Now look at the picture above.
It’s so easy to imagine a ruined wall. But it’s an eroded hill, exposing the hardest rocks as the worn down material slides down to create the slope.
When you look at pictures like this you begin to understand the essence of the Australian landscape. It’s old. It was old before the dinosaurs – before anything, really. Those rocks in the Nitmiluk gorge don’t contain fossils and I’ll bet these don’t either. These rocks are like the last remains of a long-dead beast, dessicated bones poking up through the ground. The soil here (if such a word is appropriate) is poor, lacking in nutrients. The vegetation is tough and resilient, able to cope with flood, drought and fire. In fact, though the aboriginal people never farmed and were nomadic, they certainly managed the land. They would set fires not long after the wet to burn the dried grasses at a time when the flames would not cause huge conflagrations. That happened in nature, too, fires lit by lightning. The dead vegetation was cleaned away and new growth rose in the ashes, food for kangaroos and other prey animals. And, of course, if you knew where to look, water was available, collected in pools in the great rivers, even if the water only flowed in the wet.

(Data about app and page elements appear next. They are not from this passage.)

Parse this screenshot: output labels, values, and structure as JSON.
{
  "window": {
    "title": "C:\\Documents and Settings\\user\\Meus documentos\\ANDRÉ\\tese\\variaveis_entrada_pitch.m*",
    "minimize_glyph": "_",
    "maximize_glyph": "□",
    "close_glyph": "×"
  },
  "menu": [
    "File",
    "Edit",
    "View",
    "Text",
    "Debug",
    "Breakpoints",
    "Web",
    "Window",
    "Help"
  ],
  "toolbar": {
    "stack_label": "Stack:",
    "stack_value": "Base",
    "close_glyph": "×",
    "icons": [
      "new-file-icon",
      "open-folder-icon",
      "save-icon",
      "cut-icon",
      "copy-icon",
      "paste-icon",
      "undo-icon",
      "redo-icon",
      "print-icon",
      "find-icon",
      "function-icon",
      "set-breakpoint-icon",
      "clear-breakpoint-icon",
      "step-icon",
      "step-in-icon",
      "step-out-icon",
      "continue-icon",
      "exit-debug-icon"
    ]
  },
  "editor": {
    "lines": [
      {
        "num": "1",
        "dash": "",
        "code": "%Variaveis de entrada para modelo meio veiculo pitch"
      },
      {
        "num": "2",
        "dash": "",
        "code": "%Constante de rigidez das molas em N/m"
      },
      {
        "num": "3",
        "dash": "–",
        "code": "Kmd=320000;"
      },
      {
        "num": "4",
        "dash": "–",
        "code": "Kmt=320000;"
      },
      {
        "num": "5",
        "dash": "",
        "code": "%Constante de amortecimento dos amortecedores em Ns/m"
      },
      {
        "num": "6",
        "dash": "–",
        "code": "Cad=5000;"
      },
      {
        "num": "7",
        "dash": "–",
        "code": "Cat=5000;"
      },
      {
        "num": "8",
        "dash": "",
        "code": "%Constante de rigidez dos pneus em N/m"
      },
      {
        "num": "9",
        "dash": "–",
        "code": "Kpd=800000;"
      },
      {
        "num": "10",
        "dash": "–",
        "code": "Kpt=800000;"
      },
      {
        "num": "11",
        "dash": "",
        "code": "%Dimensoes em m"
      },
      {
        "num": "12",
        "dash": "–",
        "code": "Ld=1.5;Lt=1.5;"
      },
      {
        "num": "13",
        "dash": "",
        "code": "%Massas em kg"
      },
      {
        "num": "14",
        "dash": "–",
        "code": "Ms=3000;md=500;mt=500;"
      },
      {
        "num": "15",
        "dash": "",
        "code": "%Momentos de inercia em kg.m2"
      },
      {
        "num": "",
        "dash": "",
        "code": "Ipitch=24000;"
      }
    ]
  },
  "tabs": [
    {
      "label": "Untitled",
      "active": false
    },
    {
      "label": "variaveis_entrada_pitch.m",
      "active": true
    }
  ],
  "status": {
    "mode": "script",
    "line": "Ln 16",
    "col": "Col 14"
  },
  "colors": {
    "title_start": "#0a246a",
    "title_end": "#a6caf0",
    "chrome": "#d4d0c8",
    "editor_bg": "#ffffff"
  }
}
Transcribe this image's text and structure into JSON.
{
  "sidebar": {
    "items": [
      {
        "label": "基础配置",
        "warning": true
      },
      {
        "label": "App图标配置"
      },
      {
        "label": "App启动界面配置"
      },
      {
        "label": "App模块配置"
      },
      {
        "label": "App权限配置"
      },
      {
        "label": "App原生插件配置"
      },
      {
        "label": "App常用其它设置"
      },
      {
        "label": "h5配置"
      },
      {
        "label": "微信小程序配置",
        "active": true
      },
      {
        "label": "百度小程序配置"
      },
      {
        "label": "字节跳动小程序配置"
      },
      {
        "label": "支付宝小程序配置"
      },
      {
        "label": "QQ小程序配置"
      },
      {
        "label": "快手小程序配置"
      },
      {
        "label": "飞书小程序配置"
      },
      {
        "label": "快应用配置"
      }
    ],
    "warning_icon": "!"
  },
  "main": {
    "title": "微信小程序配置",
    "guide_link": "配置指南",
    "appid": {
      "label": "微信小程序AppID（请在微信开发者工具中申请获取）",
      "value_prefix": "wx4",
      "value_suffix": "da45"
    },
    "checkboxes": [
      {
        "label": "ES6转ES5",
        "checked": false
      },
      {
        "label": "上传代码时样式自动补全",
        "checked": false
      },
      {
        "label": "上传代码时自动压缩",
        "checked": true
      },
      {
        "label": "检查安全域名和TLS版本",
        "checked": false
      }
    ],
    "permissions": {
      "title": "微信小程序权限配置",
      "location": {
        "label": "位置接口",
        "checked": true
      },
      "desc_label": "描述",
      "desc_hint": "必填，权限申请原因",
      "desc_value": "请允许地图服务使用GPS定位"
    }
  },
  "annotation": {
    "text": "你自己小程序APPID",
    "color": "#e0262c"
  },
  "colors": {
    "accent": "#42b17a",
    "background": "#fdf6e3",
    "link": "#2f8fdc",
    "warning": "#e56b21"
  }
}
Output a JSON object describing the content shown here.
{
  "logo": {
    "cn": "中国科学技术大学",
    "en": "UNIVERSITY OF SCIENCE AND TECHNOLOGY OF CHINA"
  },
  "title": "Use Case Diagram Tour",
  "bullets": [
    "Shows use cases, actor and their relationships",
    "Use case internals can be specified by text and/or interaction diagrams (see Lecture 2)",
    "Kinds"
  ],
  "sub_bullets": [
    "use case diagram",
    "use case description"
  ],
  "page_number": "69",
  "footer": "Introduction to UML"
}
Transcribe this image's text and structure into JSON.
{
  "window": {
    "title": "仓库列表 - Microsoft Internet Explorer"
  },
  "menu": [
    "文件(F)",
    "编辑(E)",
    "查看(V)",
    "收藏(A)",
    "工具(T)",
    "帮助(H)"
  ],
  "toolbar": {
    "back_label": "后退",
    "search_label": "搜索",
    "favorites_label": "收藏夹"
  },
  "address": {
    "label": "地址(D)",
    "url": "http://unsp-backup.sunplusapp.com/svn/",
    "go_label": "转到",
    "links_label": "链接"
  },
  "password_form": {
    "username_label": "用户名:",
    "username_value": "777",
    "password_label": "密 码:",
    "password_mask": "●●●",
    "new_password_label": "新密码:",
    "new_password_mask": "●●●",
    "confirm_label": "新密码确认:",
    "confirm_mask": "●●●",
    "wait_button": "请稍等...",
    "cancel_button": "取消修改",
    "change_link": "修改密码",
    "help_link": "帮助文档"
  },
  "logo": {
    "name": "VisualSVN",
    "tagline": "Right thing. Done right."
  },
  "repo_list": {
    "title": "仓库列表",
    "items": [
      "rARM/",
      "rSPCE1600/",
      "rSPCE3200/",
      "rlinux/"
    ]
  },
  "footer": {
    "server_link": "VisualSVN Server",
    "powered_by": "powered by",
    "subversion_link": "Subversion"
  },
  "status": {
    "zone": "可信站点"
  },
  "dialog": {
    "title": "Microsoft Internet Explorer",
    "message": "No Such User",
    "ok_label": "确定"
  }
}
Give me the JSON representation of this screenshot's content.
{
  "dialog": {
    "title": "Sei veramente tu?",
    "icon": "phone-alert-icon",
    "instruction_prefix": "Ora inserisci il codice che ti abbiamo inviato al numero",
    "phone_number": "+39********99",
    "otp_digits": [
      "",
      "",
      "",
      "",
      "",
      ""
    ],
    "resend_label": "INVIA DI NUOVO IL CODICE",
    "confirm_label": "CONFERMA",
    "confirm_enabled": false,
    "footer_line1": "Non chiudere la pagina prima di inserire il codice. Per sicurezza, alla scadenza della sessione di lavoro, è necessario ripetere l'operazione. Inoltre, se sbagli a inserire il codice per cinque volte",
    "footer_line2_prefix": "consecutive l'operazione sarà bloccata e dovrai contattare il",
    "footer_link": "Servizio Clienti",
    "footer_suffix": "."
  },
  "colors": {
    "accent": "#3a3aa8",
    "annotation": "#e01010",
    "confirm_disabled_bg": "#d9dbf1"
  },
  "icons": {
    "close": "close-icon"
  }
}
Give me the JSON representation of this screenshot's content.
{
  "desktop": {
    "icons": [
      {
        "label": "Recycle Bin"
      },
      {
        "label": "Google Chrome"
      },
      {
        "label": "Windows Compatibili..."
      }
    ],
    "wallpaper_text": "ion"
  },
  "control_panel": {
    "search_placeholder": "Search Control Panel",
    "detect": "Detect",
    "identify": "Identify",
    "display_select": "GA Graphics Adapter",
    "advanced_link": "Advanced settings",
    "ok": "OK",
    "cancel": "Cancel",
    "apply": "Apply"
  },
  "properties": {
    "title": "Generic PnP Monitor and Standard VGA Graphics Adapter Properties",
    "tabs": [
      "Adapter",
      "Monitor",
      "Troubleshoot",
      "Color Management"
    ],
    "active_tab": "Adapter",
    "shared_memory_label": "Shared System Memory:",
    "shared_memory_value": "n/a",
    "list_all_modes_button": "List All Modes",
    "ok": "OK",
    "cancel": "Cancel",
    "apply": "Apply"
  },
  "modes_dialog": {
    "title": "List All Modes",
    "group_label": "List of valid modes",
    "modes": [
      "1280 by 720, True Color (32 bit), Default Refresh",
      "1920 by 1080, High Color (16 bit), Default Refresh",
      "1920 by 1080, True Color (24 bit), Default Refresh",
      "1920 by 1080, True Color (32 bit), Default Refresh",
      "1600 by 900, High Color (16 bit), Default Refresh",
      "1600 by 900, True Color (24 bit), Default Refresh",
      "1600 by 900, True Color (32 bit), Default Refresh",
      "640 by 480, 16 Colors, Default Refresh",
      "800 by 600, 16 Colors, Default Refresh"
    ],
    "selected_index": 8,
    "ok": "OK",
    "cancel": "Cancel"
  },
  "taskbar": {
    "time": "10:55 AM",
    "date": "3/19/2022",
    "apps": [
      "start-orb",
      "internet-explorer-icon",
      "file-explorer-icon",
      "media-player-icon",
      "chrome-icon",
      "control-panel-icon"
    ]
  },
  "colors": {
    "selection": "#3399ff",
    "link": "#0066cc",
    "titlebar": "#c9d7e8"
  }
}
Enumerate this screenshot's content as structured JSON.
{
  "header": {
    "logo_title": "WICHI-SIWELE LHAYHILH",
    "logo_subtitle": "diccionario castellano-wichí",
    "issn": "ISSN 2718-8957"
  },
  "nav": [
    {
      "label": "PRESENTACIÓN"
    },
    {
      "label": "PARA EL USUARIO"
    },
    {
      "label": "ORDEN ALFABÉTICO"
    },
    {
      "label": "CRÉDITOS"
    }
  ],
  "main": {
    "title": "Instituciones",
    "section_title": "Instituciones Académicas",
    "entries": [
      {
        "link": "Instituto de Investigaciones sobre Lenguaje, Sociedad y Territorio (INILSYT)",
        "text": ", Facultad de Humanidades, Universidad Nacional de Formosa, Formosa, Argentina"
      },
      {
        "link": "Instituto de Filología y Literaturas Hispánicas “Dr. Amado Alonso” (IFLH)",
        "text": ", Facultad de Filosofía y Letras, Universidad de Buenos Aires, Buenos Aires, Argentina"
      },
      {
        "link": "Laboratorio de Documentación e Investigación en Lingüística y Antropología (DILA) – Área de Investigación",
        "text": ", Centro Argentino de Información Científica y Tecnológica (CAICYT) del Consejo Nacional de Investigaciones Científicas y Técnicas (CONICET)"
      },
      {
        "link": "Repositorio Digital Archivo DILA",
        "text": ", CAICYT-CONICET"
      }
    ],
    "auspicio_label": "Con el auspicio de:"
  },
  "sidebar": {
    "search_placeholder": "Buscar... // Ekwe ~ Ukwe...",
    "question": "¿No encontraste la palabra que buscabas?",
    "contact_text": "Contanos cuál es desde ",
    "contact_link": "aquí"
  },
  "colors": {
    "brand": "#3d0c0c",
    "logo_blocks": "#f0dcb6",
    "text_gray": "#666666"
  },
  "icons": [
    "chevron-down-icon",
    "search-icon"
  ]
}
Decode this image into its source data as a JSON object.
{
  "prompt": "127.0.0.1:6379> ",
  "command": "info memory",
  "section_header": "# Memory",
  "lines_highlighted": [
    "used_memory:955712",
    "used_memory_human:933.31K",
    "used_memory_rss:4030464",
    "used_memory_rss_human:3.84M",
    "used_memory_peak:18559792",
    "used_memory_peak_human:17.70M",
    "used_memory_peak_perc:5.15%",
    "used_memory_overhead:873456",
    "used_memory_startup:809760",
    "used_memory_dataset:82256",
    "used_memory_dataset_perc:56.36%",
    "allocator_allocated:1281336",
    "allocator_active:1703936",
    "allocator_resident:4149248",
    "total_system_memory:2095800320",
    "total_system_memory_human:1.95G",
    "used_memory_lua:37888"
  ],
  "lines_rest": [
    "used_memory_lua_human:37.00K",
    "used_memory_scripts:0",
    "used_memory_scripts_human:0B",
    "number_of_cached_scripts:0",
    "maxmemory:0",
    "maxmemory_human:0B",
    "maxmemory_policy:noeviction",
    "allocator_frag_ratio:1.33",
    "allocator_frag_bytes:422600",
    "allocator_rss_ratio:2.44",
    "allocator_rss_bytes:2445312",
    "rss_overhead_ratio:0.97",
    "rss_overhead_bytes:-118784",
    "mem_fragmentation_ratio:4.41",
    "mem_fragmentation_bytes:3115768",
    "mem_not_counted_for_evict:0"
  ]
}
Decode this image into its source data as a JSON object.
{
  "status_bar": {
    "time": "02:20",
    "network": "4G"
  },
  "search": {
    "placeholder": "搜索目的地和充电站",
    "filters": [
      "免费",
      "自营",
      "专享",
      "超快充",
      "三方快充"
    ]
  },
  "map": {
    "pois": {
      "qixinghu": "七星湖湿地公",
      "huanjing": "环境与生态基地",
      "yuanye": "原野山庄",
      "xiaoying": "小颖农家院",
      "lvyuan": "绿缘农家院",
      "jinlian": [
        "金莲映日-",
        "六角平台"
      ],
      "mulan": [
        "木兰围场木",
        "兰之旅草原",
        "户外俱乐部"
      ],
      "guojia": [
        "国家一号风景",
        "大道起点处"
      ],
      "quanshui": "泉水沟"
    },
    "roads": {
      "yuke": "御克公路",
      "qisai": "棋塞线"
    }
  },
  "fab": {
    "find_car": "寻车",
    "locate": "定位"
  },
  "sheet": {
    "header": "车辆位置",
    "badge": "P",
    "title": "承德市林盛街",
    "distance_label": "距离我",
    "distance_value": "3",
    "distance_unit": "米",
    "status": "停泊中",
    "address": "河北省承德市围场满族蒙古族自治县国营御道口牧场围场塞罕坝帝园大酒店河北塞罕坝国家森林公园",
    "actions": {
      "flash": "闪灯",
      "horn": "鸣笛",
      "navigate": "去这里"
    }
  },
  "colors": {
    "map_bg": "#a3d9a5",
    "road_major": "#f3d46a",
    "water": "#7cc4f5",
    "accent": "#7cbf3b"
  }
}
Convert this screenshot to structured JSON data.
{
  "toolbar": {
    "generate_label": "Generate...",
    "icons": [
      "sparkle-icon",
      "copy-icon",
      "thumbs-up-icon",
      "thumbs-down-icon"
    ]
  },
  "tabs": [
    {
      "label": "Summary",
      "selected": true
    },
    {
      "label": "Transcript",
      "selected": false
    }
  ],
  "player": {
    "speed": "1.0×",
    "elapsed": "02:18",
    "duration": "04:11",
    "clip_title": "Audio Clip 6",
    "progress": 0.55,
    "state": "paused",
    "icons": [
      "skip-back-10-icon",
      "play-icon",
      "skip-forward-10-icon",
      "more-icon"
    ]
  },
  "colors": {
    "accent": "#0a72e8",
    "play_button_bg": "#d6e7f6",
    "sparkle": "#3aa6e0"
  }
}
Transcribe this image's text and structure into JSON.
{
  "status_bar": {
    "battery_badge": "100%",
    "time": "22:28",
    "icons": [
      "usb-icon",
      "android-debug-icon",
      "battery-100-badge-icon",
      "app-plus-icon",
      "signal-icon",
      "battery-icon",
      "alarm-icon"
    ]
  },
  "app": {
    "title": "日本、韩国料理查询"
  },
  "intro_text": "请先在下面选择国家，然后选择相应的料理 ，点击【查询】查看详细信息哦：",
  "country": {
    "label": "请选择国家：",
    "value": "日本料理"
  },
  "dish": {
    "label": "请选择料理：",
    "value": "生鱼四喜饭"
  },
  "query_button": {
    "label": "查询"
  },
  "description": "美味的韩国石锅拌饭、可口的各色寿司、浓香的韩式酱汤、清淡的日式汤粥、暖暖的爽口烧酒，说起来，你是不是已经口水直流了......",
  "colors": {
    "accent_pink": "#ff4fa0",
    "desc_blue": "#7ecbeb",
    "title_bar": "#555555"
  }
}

At Nimitluk, our guide told us how the people found crocodile eggs. Fresh water crocs lay eggs on sandy banks, burying them like turtles do, then just leave the eggs until they’re ready to hatch. The youngsters make a noise the females recognise and they come back to help the new crocs out of their eggs. Until then, though, the eggs can be harvested. The time for that is when the yellow flowers appear on the kapok bushes. The aboriginal tribes knew this place, the cycles of life, what they could eat and what they couldn’t. And they never destroyed. They never took all the croc eggs, they never killed all the kangaroos.
I want to finish this with a piece of work created by local aboriginal women. We call them ‘primitive’. But they can make something like this out of grass, and they can survive in this fundamentally hostile land. Their traditional lifestyle is totally different from ours but slowly slowly, we’re beginning to understand, just a little.